AVAILABLE RECORDS
== Segment start ==
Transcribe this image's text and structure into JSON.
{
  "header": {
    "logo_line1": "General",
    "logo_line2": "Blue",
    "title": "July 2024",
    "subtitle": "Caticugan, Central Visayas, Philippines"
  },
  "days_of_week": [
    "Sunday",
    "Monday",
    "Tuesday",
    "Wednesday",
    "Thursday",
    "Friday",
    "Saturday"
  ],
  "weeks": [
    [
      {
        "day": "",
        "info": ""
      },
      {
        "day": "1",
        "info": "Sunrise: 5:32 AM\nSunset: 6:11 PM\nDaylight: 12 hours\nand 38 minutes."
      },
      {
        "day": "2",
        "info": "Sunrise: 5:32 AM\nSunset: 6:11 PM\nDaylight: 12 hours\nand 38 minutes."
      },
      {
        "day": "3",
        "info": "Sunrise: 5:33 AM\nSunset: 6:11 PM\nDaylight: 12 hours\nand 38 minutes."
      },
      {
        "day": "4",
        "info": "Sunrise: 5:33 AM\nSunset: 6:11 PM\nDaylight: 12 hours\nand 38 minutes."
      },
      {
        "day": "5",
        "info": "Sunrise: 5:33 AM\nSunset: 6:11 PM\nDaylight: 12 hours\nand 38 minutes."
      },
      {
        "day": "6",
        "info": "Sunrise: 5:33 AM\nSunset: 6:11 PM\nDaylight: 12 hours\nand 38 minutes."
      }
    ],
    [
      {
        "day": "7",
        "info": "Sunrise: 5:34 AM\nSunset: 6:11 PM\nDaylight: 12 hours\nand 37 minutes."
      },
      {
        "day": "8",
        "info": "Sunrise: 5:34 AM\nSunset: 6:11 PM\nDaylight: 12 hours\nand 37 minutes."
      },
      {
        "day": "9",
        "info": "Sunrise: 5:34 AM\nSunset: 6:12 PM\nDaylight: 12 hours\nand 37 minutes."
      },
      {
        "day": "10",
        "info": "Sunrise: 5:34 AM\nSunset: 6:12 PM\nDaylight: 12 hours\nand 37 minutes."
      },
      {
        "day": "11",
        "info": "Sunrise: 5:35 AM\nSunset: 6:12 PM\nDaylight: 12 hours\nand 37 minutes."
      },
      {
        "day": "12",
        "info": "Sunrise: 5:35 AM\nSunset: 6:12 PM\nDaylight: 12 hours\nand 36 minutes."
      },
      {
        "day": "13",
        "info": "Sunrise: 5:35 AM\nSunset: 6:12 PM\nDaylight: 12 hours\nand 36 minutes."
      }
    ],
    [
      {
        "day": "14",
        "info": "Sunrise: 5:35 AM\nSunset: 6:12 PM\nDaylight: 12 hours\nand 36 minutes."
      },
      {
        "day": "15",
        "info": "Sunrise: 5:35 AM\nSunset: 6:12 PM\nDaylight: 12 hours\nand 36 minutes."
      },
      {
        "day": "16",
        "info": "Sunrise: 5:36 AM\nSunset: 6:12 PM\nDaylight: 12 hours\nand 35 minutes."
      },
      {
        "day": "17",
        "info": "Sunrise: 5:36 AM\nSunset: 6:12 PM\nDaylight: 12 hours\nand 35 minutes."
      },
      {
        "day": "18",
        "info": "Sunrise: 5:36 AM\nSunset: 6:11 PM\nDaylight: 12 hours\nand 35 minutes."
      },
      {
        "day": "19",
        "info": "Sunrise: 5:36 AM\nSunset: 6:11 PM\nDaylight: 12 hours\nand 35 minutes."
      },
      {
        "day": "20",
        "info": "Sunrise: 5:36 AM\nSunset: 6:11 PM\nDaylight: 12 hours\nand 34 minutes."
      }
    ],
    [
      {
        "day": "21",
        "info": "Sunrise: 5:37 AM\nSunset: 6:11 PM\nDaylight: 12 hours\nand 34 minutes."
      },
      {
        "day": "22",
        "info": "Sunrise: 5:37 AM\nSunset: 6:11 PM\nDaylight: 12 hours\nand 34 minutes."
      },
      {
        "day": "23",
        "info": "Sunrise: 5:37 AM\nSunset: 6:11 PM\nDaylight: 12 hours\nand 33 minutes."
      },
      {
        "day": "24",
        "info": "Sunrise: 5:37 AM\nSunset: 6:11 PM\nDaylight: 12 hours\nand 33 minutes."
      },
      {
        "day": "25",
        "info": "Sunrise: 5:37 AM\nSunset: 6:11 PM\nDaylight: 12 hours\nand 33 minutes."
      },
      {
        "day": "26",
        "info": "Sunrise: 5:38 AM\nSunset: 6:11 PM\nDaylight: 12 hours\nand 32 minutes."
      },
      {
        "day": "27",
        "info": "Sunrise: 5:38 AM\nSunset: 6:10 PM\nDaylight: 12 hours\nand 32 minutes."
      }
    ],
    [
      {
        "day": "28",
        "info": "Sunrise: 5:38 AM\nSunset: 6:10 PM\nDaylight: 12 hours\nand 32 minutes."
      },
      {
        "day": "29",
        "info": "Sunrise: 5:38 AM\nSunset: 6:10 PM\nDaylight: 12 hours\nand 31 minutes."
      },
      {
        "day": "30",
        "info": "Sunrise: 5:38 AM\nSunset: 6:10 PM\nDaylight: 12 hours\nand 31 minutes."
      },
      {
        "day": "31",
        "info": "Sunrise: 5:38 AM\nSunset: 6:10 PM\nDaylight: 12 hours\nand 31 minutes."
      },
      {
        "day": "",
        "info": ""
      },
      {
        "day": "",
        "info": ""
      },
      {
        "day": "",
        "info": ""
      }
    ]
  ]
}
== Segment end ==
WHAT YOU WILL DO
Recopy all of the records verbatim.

TASK SOLUTION
Transcribe this image's text and structure into JSON.
{
  "header": {
    "logo_line1": "General",
    "logo_line2": "Blue",
    "title": "July 2024",
    "subtitle": "Caticugan, Central Visayas, Philippines"
  },
  "days_of_week": [
    "Sunday",
    "Monday",
    "Tuesday",
    "Wednesday",
    "Thursday",
    "Friday",
    "Saturday"
  ],
  "weeks": [
    [
      {
        "day": "",
        "info": ""
      },
      {
        "day": "1",
        "info": "Sunrise: 5:32 AM\nSunset: 6:11 PM\nDaylight: 12 hours\nand 38 minutes."
      },
      {
        "day": "2",
        "info": "Sunrise: 5:32 AM\nSunset: 6:11 PM\nDaylight: 12 hours\nand 38 minutes."
      },
      {
        "day": "3",
        "info": "Sunrise: 5:33 AM\nSunset: 6:11 PM\nDaylight: 12 hours\nand 38 minutes."
      },
      {
        "day": "4",
        "info": "Sunrise: 5:33 AM\nSunset: 6:11 PM\nDaylight: 12 hours\nand 38 minutes."
      },
      {
        "day": "5",
        "info": "Sunrise: 5:33 AM\nSunset: 6:11 PM\nDaylight: 12 hours\nand 38 minutes."
      },
      {
        "day": "6",
        "info": "Sunrise: 5:33 AM\nSunset: 6:11 PM\nDaylight: 12 hours\nand 38 minutes."
      }
    ],
    [
      {
        "day": "7",
        "info": "Sunrise: 5:34 AM\nSunset: 6:11 PM\nDaylight: 12 hours\nand 37 minutes."
      },
      {
        "day": "8",
        "info": "Sunrise: 5:34 AM\nSunset: 6:11 PM\nDaylight: 12 hours\nand 37 minutes."
      },
      {
        "day": "9",
        "info": "Sunrise: 5:34 AM\nSunset: 6:12 PM\nDaylight: 12 hours\nand 37 minutes."
      },
      {
        "day": "10",
        "info": "Sunrise: 5:34 AM\nSunset: 6:12 PM\nDaylight: 12 hours\nand 37 minutes."
      },
      {
        "day": "11",
        "info": "Sunrise: 5:35 AM\nSunset: 6:12 PM\nDaylight: 12 hours\nand 37 minutes."
      },
      {
        "day": "12",
        "info": "Sunrise: 5:35 AM\nSunset: 6:12 PM\nDaylight: 12 hours\nand 36 minutes."
      },
      {
        "day": "13",
        "info": "Sunrise: 5:35 AM\nSunset: 6:12 PM\nDaylight: 12 hours\nand 36 minutes."
      }
    ],
    [
      {
        "day": "14",
        "info": "Sunrise: 5:35 AM\nSunset: 6:12 PM\nDaylight: 12 hours\nand 36 minutes."
      },
      {
        "day": "15",
        "info": "Sunrise: 5:35 AM\nSunset: 6:12 PM\nDaylight: 12 hours\nand 36 minutes."
      },
      {
        "day": "16",
        "info": "Sunrise: 5:36 AM\nSunset: 6:12 PM\nDaylight: 12 hours\nand 35 minutes."
      },
      {
        "day": "17",
        "info": "Sunrise: 5:36 AM\nSunset: 6:12 PM\nDaylight: 12 hours\nand 35 minutes."
      },
      {
        "day": "18",
        "info": "Sunrise: 5:36 AM\nSunset: 6:11 PM\nDaylight: 12 hours\nand 35 minutes."
      },
      {
        "day": "19",
        "info": "Sunrise: 5:36 AM\nSunset: 6:11 PM\nDaylight: 12 hours\nand 35 minutes."
      },
      {
        "day": "20",
        "info": "Sunrise: 5:36 AM\nSunset: 6:11 PM\nDaylight: 12 hours\nand 34 minutes."
      }
    ],
    [
      {
        "day": "21",
        "info": "Sunrise: 5:37 AM\nSunset: 6:11 PM\nDaylight: 12 hours\nand 34 minutes."
      },
      {
        "day": "22",
        "info": "Sunrise: 5:37 AM\nSunset: 6:11 PM\nDaylight: 12 hours\nand 34 minutes."
      },
      {
        "day": "23",
        "info": "Sunrise: 5:37 AM\nSunset: 6:11 PM\nDaylight: 12 hours\nand 33 minutes."
      },
      {
        "day": "24",
        "info": "Sunrise: 5:37 AM\nSunset: 6:11 PM\nDaylight: 12 hours\nand 33 minutes."
      },
      {
        "day": "25",
        "info": "Sunrise: 5:37 AM\nSunset: 6:11 PM\nDaylight: 12 hours\nand 33 minutes."
      },
      {
        "day": "26",
        "info": "Sunrise: 5:38 AM\nSunset: 6:11 PM\nDaylight: 12 hours\nand 32 minutes."
      },
      {
        "day": "27",
        "info": "Sunrise: 5:38 AM\nSunset: 6:10 PM\nDaylight: 12 hours\nand 32 minutes."
      }
    ],
    [
      {
        "day": "28",
        "info": "Sunrise: 5:38 AM\nSunset: 6:10 PM\nDaylight: 12 hours\nand 32 minutes."
      },
      {
        "day": "29",
        "info": "Sunrise: 5:38 AM\nSunset: 6:10 PM\nDaylight: 12 hours\nand 31 minutes."
      },
      {
        "day": "30",
        "info": "Sunrise: 5:38 AM\nSunset: 6:10 PM\nDaylight: 12 hours\nand 31 minutes."
      },
      {
        "day": "31",
        "info": "Sunrise: 5:38 AM\nSunset: 6:10 PM\nDaylight: 12 hours\nand 31 minutes."
      },
      {
        "day": "",
        "info": ""
      },
      {
        "day": "",
        "info": ""
      },
      {
        "day": "",
        "info": ""
      }
    ]
  ]
}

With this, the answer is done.